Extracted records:
-=-=-

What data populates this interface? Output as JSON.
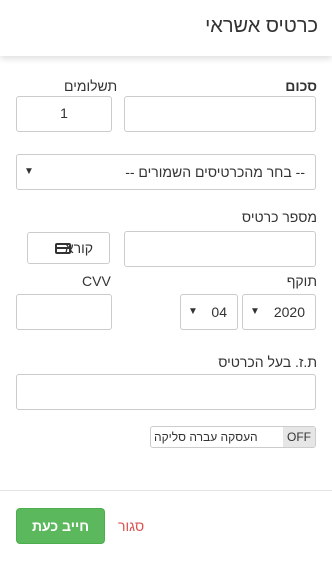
{
  "header": {
    "title": "כרטיס אשראי"
  },
  "form": {
    "amount": {
      "label": "סכום",
      "value": ""
    },
    "installments": {
      "label": "תשלומים",
      "value": "1"
    },
    "saved_cards": {
      "selected": "-- בחר מהכרטיסים השמורים --"
    },
    "card_number": {
      "label": "מספר כרטיס",
      "value": "",
      "reader_button": "קורא"
    },
    "expiry": {
      "label": "תוקף",
      "year": "2020",
      "month": "04"
    },
    "cvv": {
      "label": "CVV",
      "value": ""
    },
    "id_number": {
      "label": "ת.ז. בעל הכרטיס",
      "value": ""
    },
    "toggle": {
      "state": "OFF",
      "label": "העסקה עברה סליקה"
    }
  },
  "footer": {
    "charge_label": "חייב כעת",
    "close_label": "סגור"
  }
}
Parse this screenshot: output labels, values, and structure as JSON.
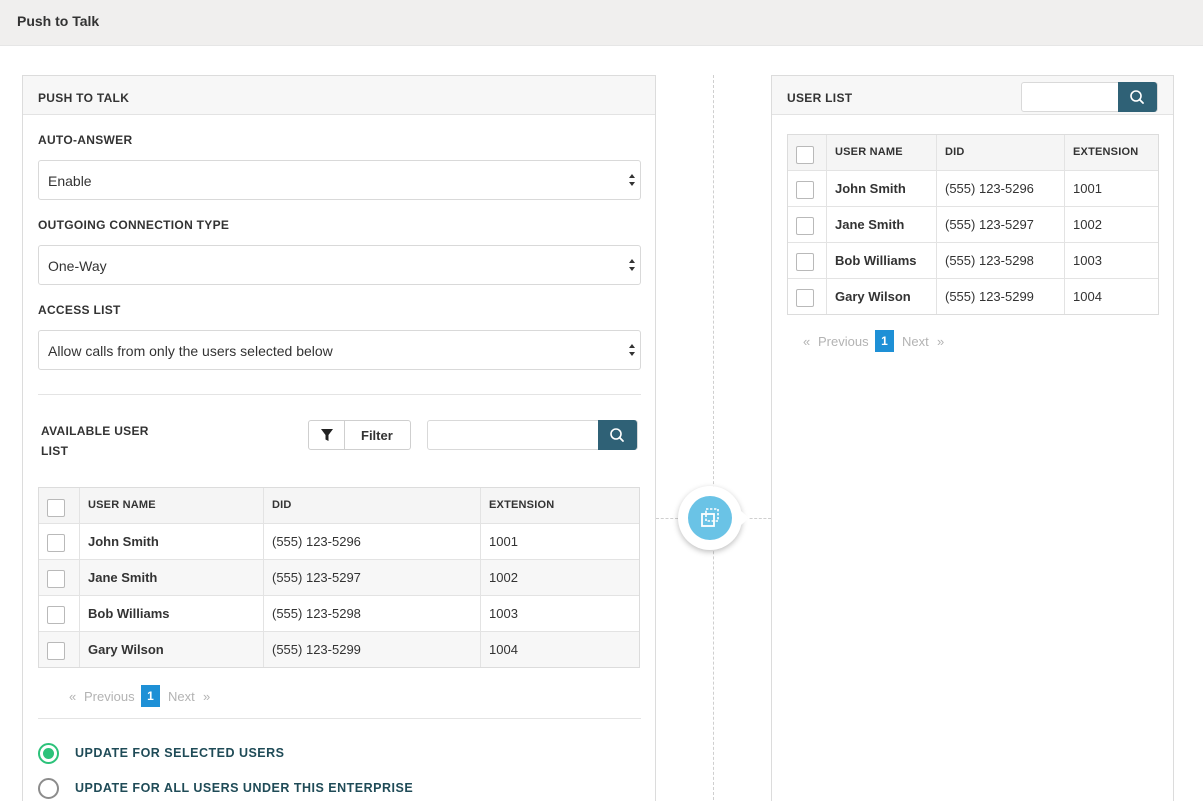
{
  "page": {
    "title": "Push to Talk"
  },
  "left_panel": {
    "title": "PUSH TO TALK",
    "auto_answer": {
      "label": "AUTO-ANSWER",
      "value": "Enable"
    },
    "outgoing": {
      "label": "OUTGOING CONNECTION TYPE",
      "value": "One-Way"
    },
    "access": {
      "label": "ACCESS LIST",
      "value": "Allow calls from only the users selected below"
    },
    "available": {
      "label": "AVAILABLE USER LIST",
      "filter_label": "Filter",
      "search_placeholder": "",
      "columns": [
        "USER NAME",
        "DID",
        "EXTENSION"
      ],
      "rows": [
        {
          "name": "John Smith",
          "did": "(555) 123-5296",
          "ext": "1001"
        },
        {
          "name": "Jane Smith",
          "did": "(555) 123-5297",
          "ext": "1002"
        },
        {
          "name": "Bob Williams",
          "did": "(555) 123-5298",
          "ext": "1003"
        },
        {
          "name": "Gary Wilson",
          "did": "(555) 123-5299",
          "ext": "1004"
        }
      ],
      "pager": {
        "prev": "Previous",
        "page": "1",
        "next": "Next"
      }
    },
    "update_options": [
      {
        "label": "UPDATE FOR SELECTED USERS",
        "checked": true
      },
      {
        "label": "UPDATE FOR ALL USERS UNDER THIS ENTERPRISE",
        "checked": false
      }
    ]
  },
  "right_panel": {
    "title": "USER LIST",
    "search_placeholder": "",
    "columns": [
      "USER NAME",
      "DID",
      "EXTENSION"
    ],
    "rows": [
      {
        "name": "John Smith",
        "did": "(555) 123-5296",
        "ext": "1001"
      },
      {
        "name": "Jane Smith",
        "did": "(555) 123-5297",
        "ext": "1002"
      },
      {
        "name": "Bob Williams",
        "did": "(555) 123-5298",
        "ext": "1003"
      },
      {
        "name": "Gary Wilson",
        "did": "(555) 123-5299",
        "ext": "1004"
      }
    ],
    "pager": {
      "prev": "Previous",
      "page": "1",
      "next": "Next"
    }
  },
  "colors": {
    "accent": "#2f6176",
    "selected": "#2cc27a",
    "page_active": "#1e90d6",
    "transfer": "#6ac3e6"
  },
  "icons": {
    "search": "search-icon",
    "filter": "filter-icon",
    "transfer": "transfer-icon",
    "select_arrows": "select-arrows-icon"
  }
}
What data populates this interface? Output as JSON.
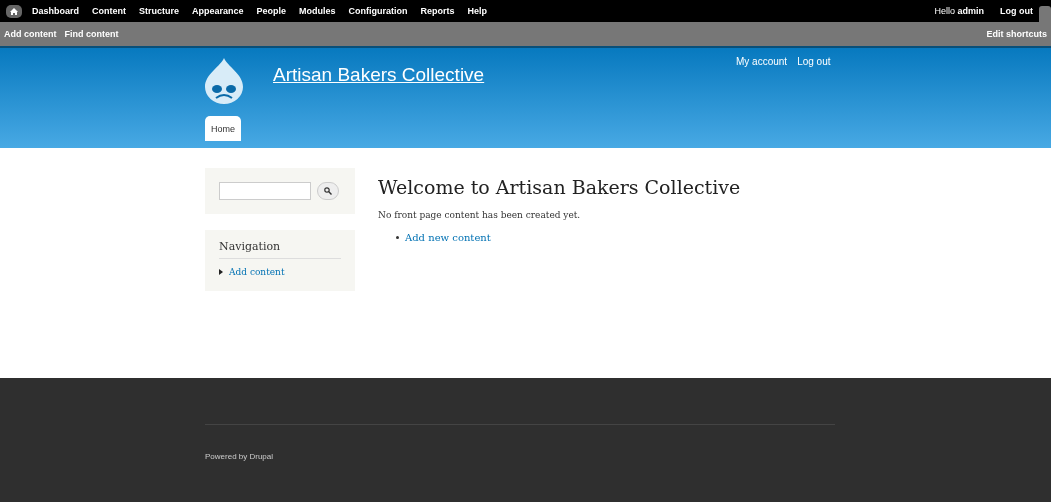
{
  "toolbar": {
    "menu": [
      "Dashboard",
      "Content",
      "Structure",
      "Appearance",
      "People",
      "Modules",
      "Configuration",
      "Reports",
      "Help"
    ],
    "greeting": "Hello **admin**",
    "logout": "Log out"
  },
  "shortcuts": {
    "items": [
      "Add content",
      "Find content"
    ],
    "edit": "Edit shortcuts"
  },
  "header": {
    "site_name": "Artisan Bakers Collective",
    "secondary_menu": [
      "My account",
      "Log out"
    ],
    "tabs": [
      {
        "label": "Home",
        "selected": true
      }
    ]
  },
  "sidebar": {
    "navigation": {
      "title": "Navigation",
      "items": [
        "Add content"
      ]
    }
  },
  "main": {
    "title": "Welcome to Artisan Bakers Collective",
    "message": "No front page content has been created yet.",
    "links": [
      "Add new content"
    ]
  },
  "footer": {
    "text": "Powered by Drupal"
  }
}
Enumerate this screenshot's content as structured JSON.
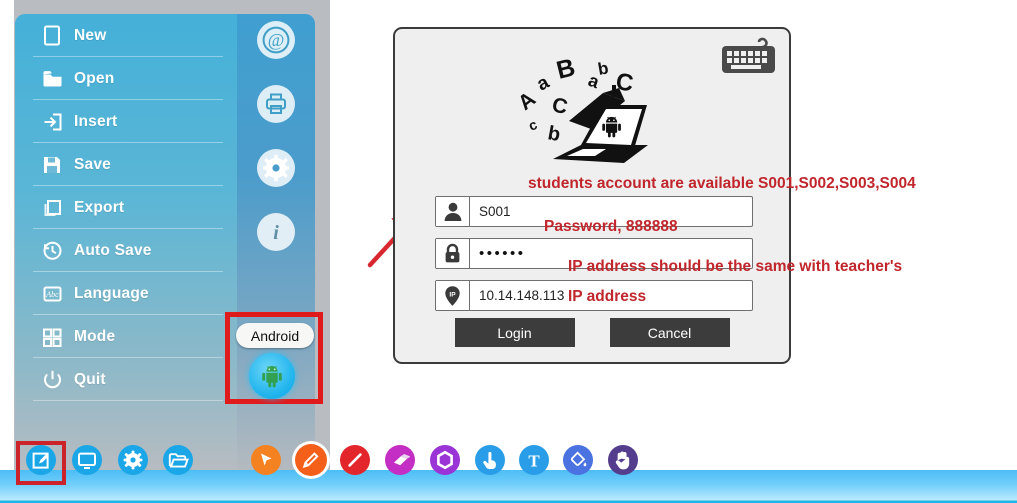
{
  "app": {
    "accent_blue": "#45b0d8",
    "annotation_red": "#c0262c",
    "highlight_red": "#cc2229"
  },
  "sidebar": {
    "items": [
      {
        "label": "New",
        "icon": "file-icon"
      },
      {
        "label": "Open",
        "icon": "folder-icon"
      },
      {
        "label": "Insert",
        "icon": "insert-arrow-icon"
      },
      {
        "label": "Save",
        "icon": "floppy-disk-icon"
      },
      {
        "label": "Export",
        "icon": "copy-export-icon"
      },
      {
        "label": "Auto Save",
        "icon": "clock-rotate-icon"
      },
      {
        "label": "Language",
        "icon": "abc-board-icon"
      },
      {
        "label": "Mode",
        "icon": "grid-squares-icon"
      },
      {
        "label": "Quit",
        "icon": "power-icon"
      }
    ],
    "rail": [
      {
        "icon": "at-email-icon",
        "name": "email"
      },
      {
        "icon": "printer-icon",
        "name": "print"
      },
      {
        "icon": "gear-icon",
        "name": "settings"
      },
      {
        "icon": "info-icon",
        "name": "info"
      }
    ],
    "android": {
      "tooltip": "Android",
      "icon": "android-robot-icon"
    }
  },
  "dialog": {
    "hero_icon": "laptop-graduation-android-icon",
    "keyboard_icon": "keyboard-icon",
    "fields": [
      {
        "name": "account",
        "icon": "person-icon",
        "value": "S001",
        "masked": false
      },
      {
        "name": "password",
        "icon": "lock-icon",
        "value": "••••••",
        "masked": true
      },
      {
        "name": "ip",
        "icon": "ip-pin-icon",
        "value": "10.14.148.113",
        "masked": false
      }
    ],
    "buttons": {
      "login": "Login",
      "cancel": "Cancel"
    }
  },
  "annotations": {
    "account": "students account are available S001,S002,S003,S004",
    "password": "Password, 888888",
    "ip_line1": "IP address should be the same with teacher's",
    "ip_line2": "IP address"
  },
  "taskbar": {
    "left_tools": [
      {
        "name": "edit-board-icon",
        "color": "#1ba6e8",
        "selected": true
      },
      {
        "name": "monitor-icon",
        "color": "#1ba6e8",
        "selected": false
      },
      {
        "name": "gear-icon",
        "color": "#1ba6e8",
        "selected": false
      },
      {
        "name": "open-folder-icon",
        "color": "#1ba6e8",
        "selected": false
      }
    ],
    "right_tools": [
      {
        "name": "cursor-arrow-icon",
        "color": "#f58220",
        "selected": false
      },
      {
        "name": "pencil-icon",
        "color": "#f4601a",
        "selected": true
      },
      {
        "name": "line-icon",
        "color": "#e3262c",
        "selected": false
      },
      {
        "name": "eraser-icon",
        "color": "#c42ec4",
        "selected": false
      },
      {
        "name": "shape-icon",
        "color": "#9b34d6",
        "selected": false
      },
      {
        "name": "pointing-hand-icon",
        "color": "#2a9de8",
        "selected": false
      },
      {
        "name": "text-tool-icon",
        "color": "#2a9de8",
        "selected": false
      },
      {
        "name": "paint-bucket-icon",
        "color": "#4a72e0",
        "selected": false
      },
      {
        "name": "palm-hand-icon",
        "color": "#553d8e",
        "selected": false
      }
    ]
  }
}
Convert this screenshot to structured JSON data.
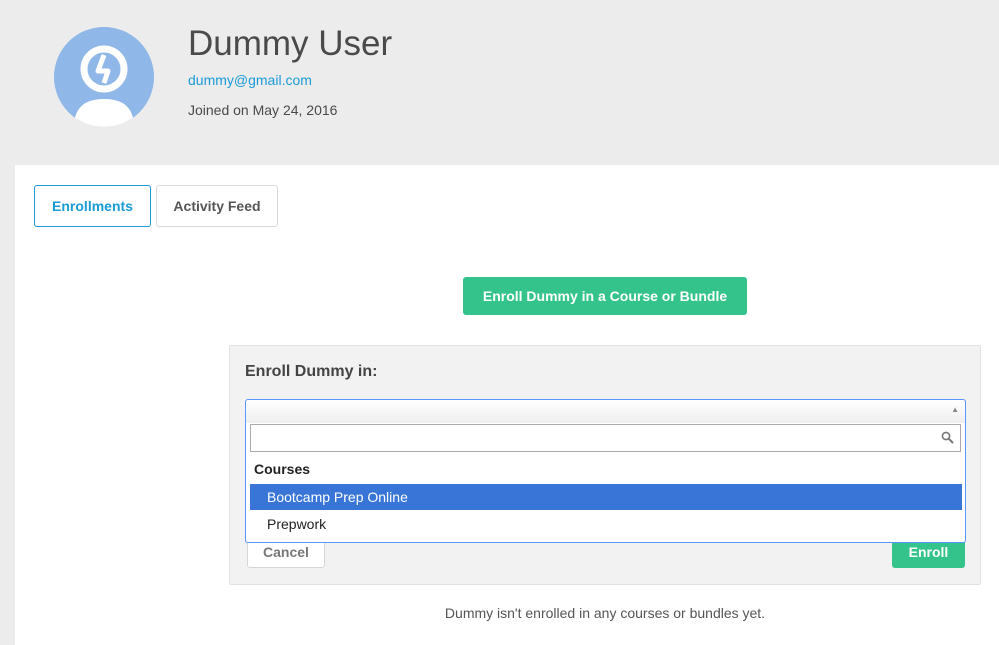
{
  "user": {
    "name": "Dummy User",
    "email": "dummy@gmail.com",
    "joined": "Joined on May 24, 2016"
  },
  "tabs": [
    {
      "label": "Enrollments",
      "active": true
    },
    {
      "label": "Activity Feed",
      "active": false
    }
  ],
  "enroll_cta_label": "Enroll Dummy in a Course or Bundle",
  "enroll_form": {
    "title": "Enroll Dummy in:",
    "selected_value": "",
    "search_value": "",
    "group_label": "Courses",
    "options": [
      {
        "label": "Bootcamp Prep Online",
        "highlighted": true
      },
      {
        "label": "Prepwork",
        "highlighted": false
      }
    ],
    "cancel_label": "Cancel",
    "enroll_label": "Enroll"
  },
  "empty_message": "Dummy isn't enrolled in any courses or bundles yet.",
  "colors": {
    "accent": "#1a9bd7",
    "primary_button": "#34c48b",
    "highlight": "#3875d7",
    "avatar": "#8fb8e8"
  }
}
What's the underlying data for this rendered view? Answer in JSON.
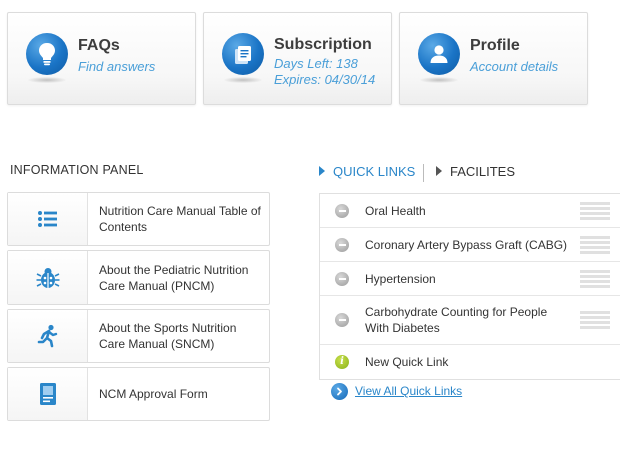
{
  "tiles": [
    {
      "title": "FAQs",
      "lines": [
        "Find answers"
      ],
      "icon": "lightbulb-icon"
    },
    {
      "title": "Subscription",
      "lines": [
        "Days Left: 138",
        "Expires: 04/30/14"
      ],
      "icon": "documents-icon"
    },
    {
      "title": "Profile",
      "lines": [
        "Account details"
      ],
      "icon": "user-icon"
    }
  ],
  "info_panel": {
    "heading": "INFORMATION PANEL",
    "items": [
      {
        "label": "Nutrition Care Manual Table of Contents",
        "icon": "list-icon"
      },
      {
        "label": "About the Pediatric Nutrition Care Manual (PNCM)",
        "icon": "bug-icon"
      },
      {
        "label": "About the Sports Nutrition Care Manual (SNCM)",
        "icon": "runner-icon"
      },
      {
        "label": "NCM Approval Form",
        "icon": "form-icon"
      }
    ]
  },
  "quick_links": {
    "tabs": [
      "QUICK LINKS",
      "FACILITES"
    ],
    "active_tab": "QUICK LINKS",
    "items": [
      {
        "label": "Oral Health",
        "bullet": "minus"
      },
      {
        "label": "Coronary Artery Bypass Graft (CABG)",
        "bullet": "minus"
      },
      {
        "label": "Hypertension",
        "bullet": "minus"
      },
      {
        "label": "Carbohydrate Counting for People With Diabetes",
        "bullet": "minus"
      },
      {
        "label": "New Quick Link",
        "bullet": "info"
      }
    ],
    "view_all_label": "View All Quick Links"
  },
  "colors": {
    "accent_blue": "#2a86c9",
    "subtitle_blue": "#4a9fd8",
    "icon_blue": "#1a74c6",
    "new_link_green": "#88b01a"
  }
}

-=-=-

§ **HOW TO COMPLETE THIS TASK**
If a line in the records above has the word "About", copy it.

§ **RESPONSE AREA**
        "label": "About the Pediatric Nutrition Care Manual (PNCM)",
        "label": "About the Sports Nutrition Care Manual (SNCM)",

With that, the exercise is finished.